(SUPPLIED DATA)

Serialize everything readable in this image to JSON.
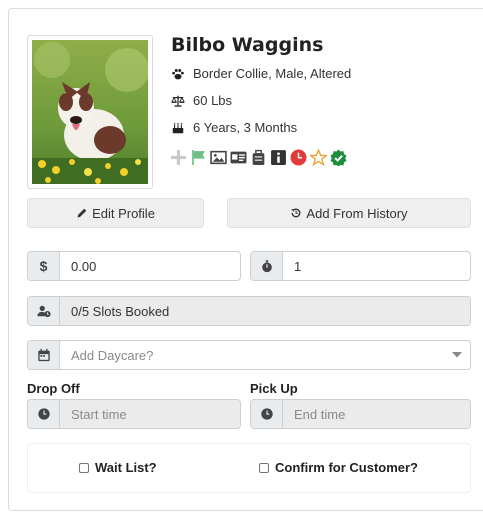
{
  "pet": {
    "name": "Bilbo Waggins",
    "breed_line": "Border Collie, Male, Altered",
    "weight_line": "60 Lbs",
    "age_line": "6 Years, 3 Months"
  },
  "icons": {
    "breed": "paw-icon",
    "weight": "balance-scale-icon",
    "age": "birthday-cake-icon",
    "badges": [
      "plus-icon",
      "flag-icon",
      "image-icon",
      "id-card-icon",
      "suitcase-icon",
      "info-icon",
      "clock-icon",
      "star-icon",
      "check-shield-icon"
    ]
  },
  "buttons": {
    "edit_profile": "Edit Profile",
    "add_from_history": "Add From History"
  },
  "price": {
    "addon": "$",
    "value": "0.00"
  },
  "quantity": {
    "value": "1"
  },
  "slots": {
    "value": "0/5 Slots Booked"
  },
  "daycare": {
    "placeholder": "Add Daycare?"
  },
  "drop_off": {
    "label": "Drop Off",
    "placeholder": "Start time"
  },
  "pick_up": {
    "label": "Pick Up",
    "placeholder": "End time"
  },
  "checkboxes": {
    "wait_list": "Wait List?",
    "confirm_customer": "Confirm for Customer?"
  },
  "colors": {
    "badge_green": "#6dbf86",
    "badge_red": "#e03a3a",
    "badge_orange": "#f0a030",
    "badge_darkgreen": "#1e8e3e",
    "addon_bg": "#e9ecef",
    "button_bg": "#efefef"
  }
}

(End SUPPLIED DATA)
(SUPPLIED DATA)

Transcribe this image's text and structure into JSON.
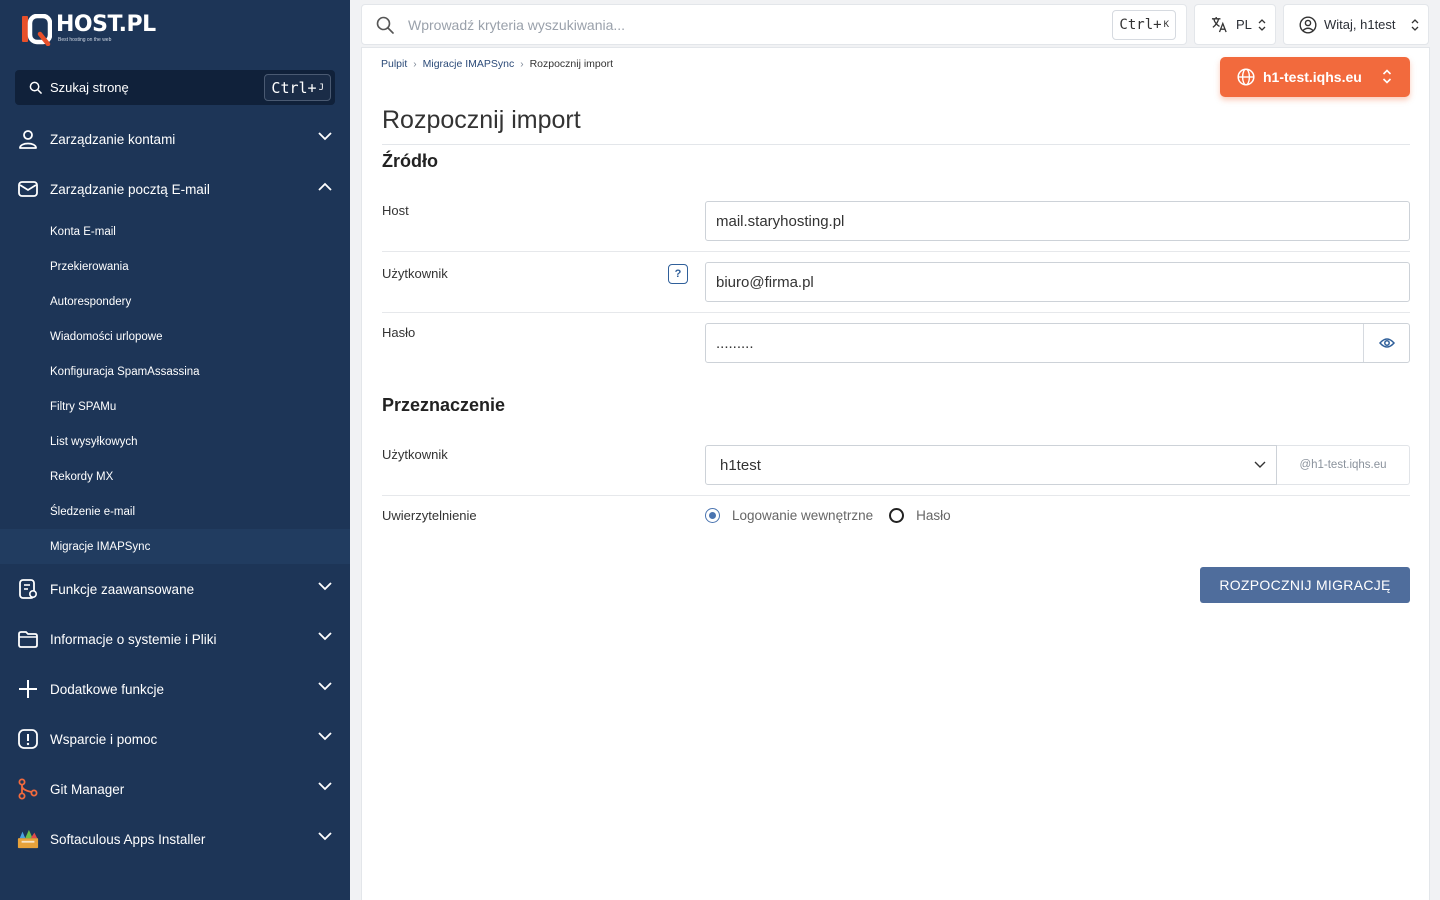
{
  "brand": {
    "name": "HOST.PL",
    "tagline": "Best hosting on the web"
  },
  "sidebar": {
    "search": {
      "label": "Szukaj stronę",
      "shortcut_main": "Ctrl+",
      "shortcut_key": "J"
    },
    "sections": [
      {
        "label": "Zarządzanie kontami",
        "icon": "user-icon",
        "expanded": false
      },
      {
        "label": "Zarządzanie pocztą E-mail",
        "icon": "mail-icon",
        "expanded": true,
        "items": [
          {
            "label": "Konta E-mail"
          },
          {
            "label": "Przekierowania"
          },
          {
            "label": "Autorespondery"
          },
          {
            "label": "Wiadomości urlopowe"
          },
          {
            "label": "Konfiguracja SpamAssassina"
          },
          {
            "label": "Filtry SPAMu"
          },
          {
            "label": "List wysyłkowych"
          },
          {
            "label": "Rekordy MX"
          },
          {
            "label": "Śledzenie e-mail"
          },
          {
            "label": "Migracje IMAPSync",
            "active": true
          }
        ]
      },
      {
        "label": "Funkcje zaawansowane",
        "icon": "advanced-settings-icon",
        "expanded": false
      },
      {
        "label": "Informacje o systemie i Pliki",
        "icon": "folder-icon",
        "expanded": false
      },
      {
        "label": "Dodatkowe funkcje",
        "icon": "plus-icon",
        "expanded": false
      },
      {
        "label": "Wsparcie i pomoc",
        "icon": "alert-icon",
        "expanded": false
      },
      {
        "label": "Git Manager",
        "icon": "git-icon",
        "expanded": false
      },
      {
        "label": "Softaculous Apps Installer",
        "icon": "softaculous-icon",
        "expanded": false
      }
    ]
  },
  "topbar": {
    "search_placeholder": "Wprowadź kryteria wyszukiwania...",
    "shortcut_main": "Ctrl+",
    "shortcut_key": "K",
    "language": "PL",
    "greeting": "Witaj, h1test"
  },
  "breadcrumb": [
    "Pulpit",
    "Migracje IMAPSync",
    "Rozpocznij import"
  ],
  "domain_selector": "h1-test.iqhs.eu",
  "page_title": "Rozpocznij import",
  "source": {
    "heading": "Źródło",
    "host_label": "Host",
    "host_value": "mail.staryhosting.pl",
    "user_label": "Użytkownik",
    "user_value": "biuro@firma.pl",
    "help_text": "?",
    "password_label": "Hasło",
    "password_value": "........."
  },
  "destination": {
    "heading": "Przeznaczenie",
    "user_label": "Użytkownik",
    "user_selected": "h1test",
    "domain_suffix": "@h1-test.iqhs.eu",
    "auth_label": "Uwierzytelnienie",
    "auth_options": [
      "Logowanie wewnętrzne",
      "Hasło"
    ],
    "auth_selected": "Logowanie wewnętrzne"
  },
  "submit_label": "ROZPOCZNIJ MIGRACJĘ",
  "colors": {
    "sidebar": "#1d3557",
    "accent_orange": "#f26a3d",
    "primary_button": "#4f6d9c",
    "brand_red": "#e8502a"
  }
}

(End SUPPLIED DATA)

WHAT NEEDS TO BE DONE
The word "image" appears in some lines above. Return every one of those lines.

REPLY
Serialize everything readable in this image to JSON.
      "image-icon",
Transcribe this image's text and structure into JSON.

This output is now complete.